Monday, January 26, 2009

The Hunt for the Blue Baron

Divers are on the trail for what some believe might well turn out to be the "richest wreck" in history - a 2.6 billion treasure just waiting some 800 feet below sea, 40 miles off Guyana. The ship, which carried ten tons of gold and seventy tons of platinum among other things, was allegedly sunk by U-Boat U-87 on way to Great Britain in June 1942. Look forward to a complicated legal battle. Read more here.

Wednesday, January 21, 2009

On King's Road

King's Road was, at its height, a vibrant urban catwalk that showcased everything from the fashionable to the freaky, the bohemian to the punk. The Rolling Stones had their first rehearsal at No. 500, where Bill Wyman auditioned as the band's bass player; at No. 430, Johnny Lydon would join the Sex Pistols. Eric Clapton lived briefly at No. 152, often jamming at the Six Bells (No. 197). Many other artists lived here for a time from Bob Marley to Joe Strummer. It was here that Peter Sellers faked an injury to avoid playing Major T. J. "King" Kong in Dr. Strangelove, and the Rocky Horror Show, after opening in the Royal Court Theatre Upstairs, moved to the Classic Cinema at No. 148.

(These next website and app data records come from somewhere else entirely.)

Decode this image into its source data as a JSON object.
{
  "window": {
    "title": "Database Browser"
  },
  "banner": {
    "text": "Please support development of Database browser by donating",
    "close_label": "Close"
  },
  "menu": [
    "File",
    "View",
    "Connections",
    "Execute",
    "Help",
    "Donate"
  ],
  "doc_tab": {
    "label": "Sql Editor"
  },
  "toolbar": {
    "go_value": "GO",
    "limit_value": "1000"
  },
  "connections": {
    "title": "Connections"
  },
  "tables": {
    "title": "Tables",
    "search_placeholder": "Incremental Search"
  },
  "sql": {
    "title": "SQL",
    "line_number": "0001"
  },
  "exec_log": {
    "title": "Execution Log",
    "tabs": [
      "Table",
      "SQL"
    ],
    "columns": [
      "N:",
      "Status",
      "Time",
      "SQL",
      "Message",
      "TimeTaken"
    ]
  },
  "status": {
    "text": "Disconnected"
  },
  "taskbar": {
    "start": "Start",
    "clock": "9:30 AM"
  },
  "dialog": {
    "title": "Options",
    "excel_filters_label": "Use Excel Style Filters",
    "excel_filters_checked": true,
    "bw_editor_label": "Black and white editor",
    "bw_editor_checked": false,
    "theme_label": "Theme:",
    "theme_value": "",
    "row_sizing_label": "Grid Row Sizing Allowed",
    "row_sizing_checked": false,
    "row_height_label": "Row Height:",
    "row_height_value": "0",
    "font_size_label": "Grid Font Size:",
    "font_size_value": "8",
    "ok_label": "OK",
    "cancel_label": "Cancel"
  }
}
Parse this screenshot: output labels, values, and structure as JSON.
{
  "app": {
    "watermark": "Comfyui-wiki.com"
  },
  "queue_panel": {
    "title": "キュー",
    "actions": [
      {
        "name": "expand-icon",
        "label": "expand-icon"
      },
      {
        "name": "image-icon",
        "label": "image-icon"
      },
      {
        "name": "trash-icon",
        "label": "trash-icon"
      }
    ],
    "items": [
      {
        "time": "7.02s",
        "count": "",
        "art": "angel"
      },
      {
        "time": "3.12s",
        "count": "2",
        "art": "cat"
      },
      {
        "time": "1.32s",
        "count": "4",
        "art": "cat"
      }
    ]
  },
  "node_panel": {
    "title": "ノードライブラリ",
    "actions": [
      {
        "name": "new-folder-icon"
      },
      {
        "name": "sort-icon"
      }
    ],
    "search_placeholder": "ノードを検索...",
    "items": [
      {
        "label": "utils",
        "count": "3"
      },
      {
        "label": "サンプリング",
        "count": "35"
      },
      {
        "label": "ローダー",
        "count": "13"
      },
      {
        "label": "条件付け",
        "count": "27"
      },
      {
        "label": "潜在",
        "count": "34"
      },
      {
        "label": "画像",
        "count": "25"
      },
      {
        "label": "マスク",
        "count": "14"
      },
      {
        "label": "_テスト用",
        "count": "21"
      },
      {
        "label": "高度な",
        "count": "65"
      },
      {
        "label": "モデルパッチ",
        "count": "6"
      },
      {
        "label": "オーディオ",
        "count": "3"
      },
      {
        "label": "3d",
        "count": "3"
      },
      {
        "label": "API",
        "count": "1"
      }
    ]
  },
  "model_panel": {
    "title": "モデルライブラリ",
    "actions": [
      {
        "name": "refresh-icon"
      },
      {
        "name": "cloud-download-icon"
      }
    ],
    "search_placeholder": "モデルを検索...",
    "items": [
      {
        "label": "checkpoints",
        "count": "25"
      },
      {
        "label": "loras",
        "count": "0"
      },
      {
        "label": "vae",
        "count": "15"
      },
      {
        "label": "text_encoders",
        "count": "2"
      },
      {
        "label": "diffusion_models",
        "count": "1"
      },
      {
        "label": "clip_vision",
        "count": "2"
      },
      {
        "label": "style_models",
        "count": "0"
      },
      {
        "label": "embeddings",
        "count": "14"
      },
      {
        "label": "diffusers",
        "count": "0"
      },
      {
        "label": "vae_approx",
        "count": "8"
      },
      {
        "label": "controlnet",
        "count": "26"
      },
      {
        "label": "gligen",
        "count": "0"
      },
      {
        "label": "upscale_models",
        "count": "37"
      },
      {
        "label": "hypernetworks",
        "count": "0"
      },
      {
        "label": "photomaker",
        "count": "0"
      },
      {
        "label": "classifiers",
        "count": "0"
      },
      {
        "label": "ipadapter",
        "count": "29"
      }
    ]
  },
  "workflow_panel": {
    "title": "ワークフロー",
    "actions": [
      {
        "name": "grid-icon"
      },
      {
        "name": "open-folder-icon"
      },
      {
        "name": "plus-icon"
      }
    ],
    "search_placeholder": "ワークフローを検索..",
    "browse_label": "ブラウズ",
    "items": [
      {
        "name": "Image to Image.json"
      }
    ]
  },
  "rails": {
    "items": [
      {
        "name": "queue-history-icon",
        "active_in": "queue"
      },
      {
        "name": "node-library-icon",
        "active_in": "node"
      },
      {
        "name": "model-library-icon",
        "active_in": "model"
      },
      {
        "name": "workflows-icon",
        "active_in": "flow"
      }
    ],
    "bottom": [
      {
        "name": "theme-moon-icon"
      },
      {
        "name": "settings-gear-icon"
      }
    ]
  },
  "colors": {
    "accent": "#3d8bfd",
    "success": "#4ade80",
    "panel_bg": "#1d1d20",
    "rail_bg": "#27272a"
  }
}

King's Road boutiques, meanwhile, dressed the stars and their creations from Sgt Pepper to Major Tom. Another icon, no surprise, would be closely associated with the scene: James Bond, who, as Ian Fleming imagined it, lived in a trendy unnamed square just off King's Road. By the 1980s, however, this legendary thoroughfare had lost its edge, degenerating into what many critics summed up as just another bland high street and tame tourist trap. The Chelsea Drug Store at 49 King's Road had become a McDonald's.

This blog is named in honor of a street that for a time symbolized innovation, nonconformity, and youthful exuberance - with the hope that none of these forces disappear anytime soon from the world of creativity.

As for books on this mythic patch of pavement, I recommend Max Décharné's King's Road: The Rise and Fall of the Hippest Street in the World. Décharné also sings for the garage punk band The Flaming Stars.

Tuesday, January 20, 2009

Vera and the Ambassador

Vera and her husband Donald Blinken, Ambassador to Hungary under Bill Clinton (1994-1998), will publish a dual memoir that will offer "a behind-the-scenes look at diplomacy and international relations in post-Communist Eastern Europe." It will also tell the story of Vera Blinken's return to Budapest fifty years after her escape in 1944.

In addition meeting everyone from Madonna to The Pope, the Blinkens played an important role in Budapest politics and society of the mid-1990s. Donald, for instance, negotiated Hungary's entry into NATO, and helped establish the NATO base at Taszár, the first in a former Warsaw Pact country and a strategic location for the Balkan wars and the airlift, while Vera created mobile breast cancer screening units that saved many lives. Hopefully there will be more on the Hungarian Refugee interviews following the 1956 revolution, which were digitalized here with their support and on their work lobbying the Hungarian government on behalf of Holocaust survivors.

By the way, their son Antony, a prominent foreign policy writer under Clinton, has just been named national security advisor to Vice President Joseph Biden.

Biden will blurb the book “President Clinton made a wise choice in sending Donald and Vera Blinken to Hungary. This book serves as a reminder of the critical role that ambassadors can play in advancing the interests of our country at the pivot points of history. Their teamwork was good for Hungary, good for our country, and it also makes for a great story.”

Vera and the Ambassador: Escape and Return will be published by SUNY Press in early February 2009.

Saturday, January 3, 2009

George W. Bush Read My Book

In 2008, according to Karl Rove in the Wall Street Journal, George W. Bush read "a heavy dose of history -- including David Halberstam's "The Coldest Winter," Rick Atkinson's "Day of Battle," Hugh Thomas's "Spanish Civil War," Stephen W. Sears's "Gettysburg" and David King's "Vienna 1814."